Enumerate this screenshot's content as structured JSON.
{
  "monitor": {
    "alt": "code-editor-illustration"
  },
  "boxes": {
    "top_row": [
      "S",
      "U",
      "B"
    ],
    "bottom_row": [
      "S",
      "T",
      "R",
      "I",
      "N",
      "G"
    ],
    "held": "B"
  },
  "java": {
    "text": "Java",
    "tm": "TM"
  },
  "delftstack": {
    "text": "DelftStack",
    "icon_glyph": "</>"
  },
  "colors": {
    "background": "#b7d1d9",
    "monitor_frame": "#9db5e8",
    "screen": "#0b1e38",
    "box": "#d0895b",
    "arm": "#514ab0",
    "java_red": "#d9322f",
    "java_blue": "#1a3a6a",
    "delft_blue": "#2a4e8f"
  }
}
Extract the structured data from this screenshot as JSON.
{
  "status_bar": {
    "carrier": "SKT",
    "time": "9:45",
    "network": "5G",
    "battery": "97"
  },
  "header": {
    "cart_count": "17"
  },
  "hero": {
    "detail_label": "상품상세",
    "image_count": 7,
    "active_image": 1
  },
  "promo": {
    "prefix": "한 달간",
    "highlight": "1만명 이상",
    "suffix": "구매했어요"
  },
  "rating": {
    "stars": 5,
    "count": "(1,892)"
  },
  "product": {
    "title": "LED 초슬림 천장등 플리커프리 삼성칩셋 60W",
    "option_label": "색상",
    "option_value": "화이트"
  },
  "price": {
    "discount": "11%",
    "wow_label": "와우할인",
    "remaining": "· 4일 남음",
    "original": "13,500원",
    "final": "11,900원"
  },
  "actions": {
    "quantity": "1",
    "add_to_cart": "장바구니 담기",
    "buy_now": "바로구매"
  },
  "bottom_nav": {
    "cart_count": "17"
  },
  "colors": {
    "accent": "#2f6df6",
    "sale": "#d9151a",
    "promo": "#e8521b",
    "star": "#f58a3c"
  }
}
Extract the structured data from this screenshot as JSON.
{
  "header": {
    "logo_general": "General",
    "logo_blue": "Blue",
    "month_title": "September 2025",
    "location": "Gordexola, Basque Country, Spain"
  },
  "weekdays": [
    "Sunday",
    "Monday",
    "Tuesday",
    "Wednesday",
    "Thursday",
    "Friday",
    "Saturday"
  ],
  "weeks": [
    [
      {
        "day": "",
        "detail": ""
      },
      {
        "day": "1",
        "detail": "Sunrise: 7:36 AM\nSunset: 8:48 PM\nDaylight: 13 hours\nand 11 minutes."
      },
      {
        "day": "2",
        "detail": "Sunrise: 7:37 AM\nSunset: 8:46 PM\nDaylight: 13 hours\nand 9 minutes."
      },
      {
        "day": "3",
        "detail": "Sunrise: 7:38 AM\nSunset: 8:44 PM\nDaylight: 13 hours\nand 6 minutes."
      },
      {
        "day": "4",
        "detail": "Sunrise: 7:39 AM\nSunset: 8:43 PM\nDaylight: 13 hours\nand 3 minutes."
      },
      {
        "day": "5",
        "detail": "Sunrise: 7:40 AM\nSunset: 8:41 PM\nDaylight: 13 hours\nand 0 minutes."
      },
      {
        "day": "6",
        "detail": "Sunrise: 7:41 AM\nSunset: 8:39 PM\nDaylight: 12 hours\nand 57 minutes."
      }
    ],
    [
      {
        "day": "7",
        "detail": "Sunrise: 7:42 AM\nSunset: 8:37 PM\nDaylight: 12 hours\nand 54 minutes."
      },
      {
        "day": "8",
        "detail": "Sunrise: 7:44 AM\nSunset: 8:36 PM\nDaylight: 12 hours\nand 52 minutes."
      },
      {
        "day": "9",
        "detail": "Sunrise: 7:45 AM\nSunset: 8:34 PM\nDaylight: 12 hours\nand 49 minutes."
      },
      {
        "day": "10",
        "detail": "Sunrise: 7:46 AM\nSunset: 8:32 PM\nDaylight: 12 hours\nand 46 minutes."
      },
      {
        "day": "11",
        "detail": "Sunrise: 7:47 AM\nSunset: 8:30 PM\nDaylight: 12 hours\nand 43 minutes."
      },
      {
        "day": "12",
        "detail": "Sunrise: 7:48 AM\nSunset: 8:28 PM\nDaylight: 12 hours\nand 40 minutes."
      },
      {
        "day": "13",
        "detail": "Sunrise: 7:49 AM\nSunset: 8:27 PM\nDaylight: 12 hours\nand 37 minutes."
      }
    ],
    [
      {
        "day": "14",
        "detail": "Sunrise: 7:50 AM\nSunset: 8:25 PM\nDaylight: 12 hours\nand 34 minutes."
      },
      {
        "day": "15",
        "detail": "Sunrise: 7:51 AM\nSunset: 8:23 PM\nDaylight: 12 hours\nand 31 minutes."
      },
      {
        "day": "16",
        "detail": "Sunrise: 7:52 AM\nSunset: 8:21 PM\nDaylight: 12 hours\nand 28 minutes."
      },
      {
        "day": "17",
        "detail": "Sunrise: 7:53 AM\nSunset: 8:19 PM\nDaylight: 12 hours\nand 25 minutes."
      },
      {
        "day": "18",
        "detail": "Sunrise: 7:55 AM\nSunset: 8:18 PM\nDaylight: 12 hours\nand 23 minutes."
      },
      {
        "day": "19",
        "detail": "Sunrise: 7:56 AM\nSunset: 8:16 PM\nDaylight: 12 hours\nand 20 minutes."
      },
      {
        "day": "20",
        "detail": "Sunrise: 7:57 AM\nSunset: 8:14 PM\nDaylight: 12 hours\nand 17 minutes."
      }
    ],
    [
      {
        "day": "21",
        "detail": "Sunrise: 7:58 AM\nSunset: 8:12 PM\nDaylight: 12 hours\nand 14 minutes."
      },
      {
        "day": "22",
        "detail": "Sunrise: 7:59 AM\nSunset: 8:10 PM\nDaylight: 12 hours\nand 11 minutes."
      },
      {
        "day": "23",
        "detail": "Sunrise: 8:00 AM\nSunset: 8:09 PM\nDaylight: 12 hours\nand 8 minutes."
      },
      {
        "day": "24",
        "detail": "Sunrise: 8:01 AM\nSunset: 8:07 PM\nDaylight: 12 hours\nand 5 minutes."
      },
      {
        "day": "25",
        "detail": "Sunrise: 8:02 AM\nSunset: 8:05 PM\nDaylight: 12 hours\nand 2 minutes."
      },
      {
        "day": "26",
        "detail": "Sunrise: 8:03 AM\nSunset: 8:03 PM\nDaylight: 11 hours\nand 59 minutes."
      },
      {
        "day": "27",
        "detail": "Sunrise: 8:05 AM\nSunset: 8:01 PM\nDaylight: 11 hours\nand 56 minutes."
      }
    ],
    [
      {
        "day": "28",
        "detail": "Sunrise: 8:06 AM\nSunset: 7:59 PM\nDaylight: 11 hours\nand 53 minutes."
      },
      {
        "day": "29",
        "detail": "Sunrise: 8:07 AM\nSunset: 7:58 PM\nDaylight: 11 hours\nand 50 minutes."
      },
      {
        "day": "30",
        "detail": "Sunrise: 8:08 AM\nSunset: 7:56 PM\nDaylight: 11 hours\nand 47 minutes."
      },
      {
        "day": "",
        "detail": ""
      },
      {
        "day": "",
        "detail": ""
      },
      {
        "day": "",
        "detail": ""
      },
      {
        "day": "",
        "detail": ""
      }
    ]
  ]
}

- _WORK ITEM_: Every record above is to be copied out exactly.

- _RESPONSE TO THE EXERCISE_:
Enumerate this screenshot's content as structured JSON.
{
  "monitor": {
    "alt": "code-editor-illustration"
  },
  "boxes": {
    "top_row": [
      "S",
      "U",
      "B"
    ],
    "bottom_row": [
      "S",
      "T",
      "R",
      "I",
      "N",
      "G"
    ],
    "held": "B"
  },
  "java": {
    "text": "Java",
    "tm": "TM"
  },
  "delftstack": {
    "text": "DelftStack",
    "icon_glyph": "</>"
  },
  "colors": {
    "background": "#b7d1d9",
    "monitor_frame": "#9db5e8",
    "screen": "#0b1e38",
    "box": "#d0895b",
    "arm": "#514ab0",
    "java_red": "#d9322f",
    "java_blue": "#1a3a6a",
    "delft_blue": "#2a4e8f"
  }
}
Extract the structured data from this screenshot as JSON.
{
  "status_bar": {
    "carrier": "SKT",
    "time": "9:45",
    "network": "5G",
    "battery": "97"
  },
  "header": {
    "cart_count": "17"
  },
  "hero": {
    "detail_label": "상품상세",
    "image_count": 7,
    "active_image": 1
  },
  "promo": {
    "prefix": "한 달간",
    "highlight": "1만명 이상",
    "suffix": "구매했어요"
  },
  "rating": {
    "stars": 5,
    "count": "(1,892)"
  },
  "product": {
    "title": "LED 초슬림 천장등 플리커프리 삼성칩셋 60W",
    "option_label": "색상",
    "option_value": "화이트"
  },
  "price": {
    "discount": "11%",
    "wow_label": "와우할인",
    "remaining": "· 4일 남음",
    "original": "13,500원",
    "final": "11,900원"
  },
  "actions": {
    "quantity": "1",
    "add_to_cart": "장바구니 담기",
    "buy_now": "바로구매"
  },
  "bottom_nav": {
    "cart_count": "17"
  },
  "colors": {
    "accent": "#2f6df6",
    "sale": "#d9151a",
    "promo": "#e8521b",
    "star": "#f58a3c"
  }
}
Extract the structured data from this screenshot as JSON.
{
  "header": {
    "logo_general": "General",
    "logo_blue": "Blue",
    "month_title": "September 2025",
    "location": "Gordexola, Basque Country, Spain"
  },
  "weekdays": [
    "Sunday",
    "Monday",
    "Tuesday",
    "Wednesday",
    "Thursday",
    "Friday",
    "Saturday"
  ],
  "weeks": [
    [
      {
        "day": "",
        "detail": ""
      },
      {
        "day": "1",
        "detail": "Sunrise: 7:36 AM\nSunset: 8:48 PM\nDaylight: 13 hours\nand 11 minutes."
      },
      {
        "day": "2",
        "detail": "Sunrise: 7:37 AM\nSunset: 8:46 PM\nDaylight: 13 hours\nand 9 minutes."
      },
      {
        "day": "3",
        "detail": "Sunrise: 7:38 AM\nSunset: 8:44 PM\nDaylight: 13 hours\nand 6 minutes."
      },
      {
        "day": "4",
        "detail": "Sunrise: 7:39 AM\nSunset: 8:43 PM\nDaylight: 13 hours\nand 3 minutes."
      },
      {
        "day": "5",
        "detail": "Sunrise: 7:40 AM\nSunset: 8:41 PM\nDaylight: 13 hours\nand 0 minutes."
      },
      {
        "day": "6",
        "detail": "Sunrise: 7:41 AM\nSunset: 8:39 PM\nDaylight: 12 hours\nand 57 minutes."
      }
    ],
    [
      {
        "day": "7",
        "detail": "Sunrise: 7:42 AM\nSunset: 8:37 PM\nDaylight: 12 hours\nand 54 minutes."
      },
      {
        "day": "8",
        "detail": "Sunrise: 7:44 AM\nSunset: 8:36 PM\nDaylight: 12 hours\nand 52 minutes."
      },
      {
        "day": "9",
        "detail": "Sunrise: 7:45 AM\nSunset: 8:34 PM\nDaylight: 12 hours\nand 49 minutes."
      },
      {
        "day": "10",
        "detail": "Sunrise: 7:46 AM\nSunset: 8:32 PM\nDaylight: 12 hours\nand 46 minutes."
      },
      {
        "day": "11",
        "detail": "Sunrise: 7:47 AM\nSunset: 8:30 PM\nDaylight: 12 hours\nand 43 minutes."
      },
      {
        "day": "12",
        "detail": "Sunrise: 7:48 AM\nSunset: 8:28 PM\nDaylight: 12 hours\nand 40 minutes."
      },
      {
        "day": "13",
        "detail": "Sunrise: 7:49 AM\nSunset: 8:27 PM\nDaylight: 12 hours\nand 37 minutes."
      }
    ],
    [
      {
        "day": "14",
        "detail": "Sunrise: 7:50 AM\nSunset: 8:25 PM\nDaylight: 12 hours\nand 34 minutes."
      },
      {
        "day": "15",
        "detail": "Sunrise: 7:51 AM\nSunset: 8:23 PM\nDaylight: 12 hours\nand 31 minutes."
      },
      {
        "day": "16",
        "detail": "Sunrise: 7:52 AM\nSunset: 8:21 PM\nDaylight: 12 hours\nand 28 minutes."
      },
      {
        "day": "17",
        "detail": "Sunrise: 7:53 AM\nSunset: 8:19 PM\nDaylight: 12 hours\nand 25 minutes."
      },
      {
        "day": "18",
        "detail": "Sunrise: 7:55 AM\nSunset: 8:18 PM\nDaylight: 12 hours\nand 23 minutes."
      },
      {
        "day": "19",
        "detail": "Sunrise: 7:56 AM\nSunset: 8:16 PM\nDaylight: 12 hours\nand 20 minutes."
      },
      {
        "day": "20",
        "detail": "Sunrise: 7:57 AM\nSunset: 8:14 PM\nDaylight: 12 hours\nand 17 minutes."
      }
    ],
    [
      {
        "day": "21",
        "detail": "Sunrise: 7:58 AM\nSunset: 8:12 PM\nDaylight: 12 hours\nand 14 minutes."
      },
      {
        "day": "22",
        "detail": "Sunrise: 7:59 AM\nSunset: 8:10 PM\nDaylight: 12 hours\nand 11 minutes."
      },
      {
        "day": "23",
        "detail": "Sunrise: 8:00 AM\nSunset: 8:09 PM\nDaylight: 12 hours\nand 8 minutes."
      },
      {
        "day": "24",
        "detail": "Sunrise: 8:01 AM\nSunset: 8:07 PM\nDaylight: 12 hours\nand 5 minutes."
      },
      {
        "day": "25",
        "detail": "Sunrise: 8:02 AM\nSunset: 8:05 PM\nDaylight: 12 hours\nand 2 minutes."
      },
      {
        "day": "26",
        "detail": "Sunrise: 8:03 AM\nSunset: 8:03 PM\nDaylight: 11 hours\nand 59 minutes."
      },
      {
        "day": "27",
        "detail": "Sunrise: 8:05 AM\nSunset: 8:01 PM\nDaylight: 11 hours\nand 56 minutes."
      }
    ],
    [
      {
        "day": "28",
        "detail": "Sunrise: 8:06 AM\nSunset: 7:59 PM\nDaylight: 11 hours\nand 53 minutes."
      },
      {
        "day": "29",
        "detail": "Sunrise: 8:07 AM\nSunset: 7:58 PM\nDaylight: 11 hours\nand 50 minutes."
      },
      {
        "day": "30",
        "detail": "Sunrise: 8:08 AM\nSunset: 7:56 PM\nDaylight: 11 hours\nand 47 minutes."
      },
      {
        "day": "",
        "detail": ""
      },
      {
        "day": "",
        "detail": ""
      },
      {
        "day": "",
        "detail": ""
      },
      {
        "day": "",
        "detail": ""
      }
    ]
  ]
}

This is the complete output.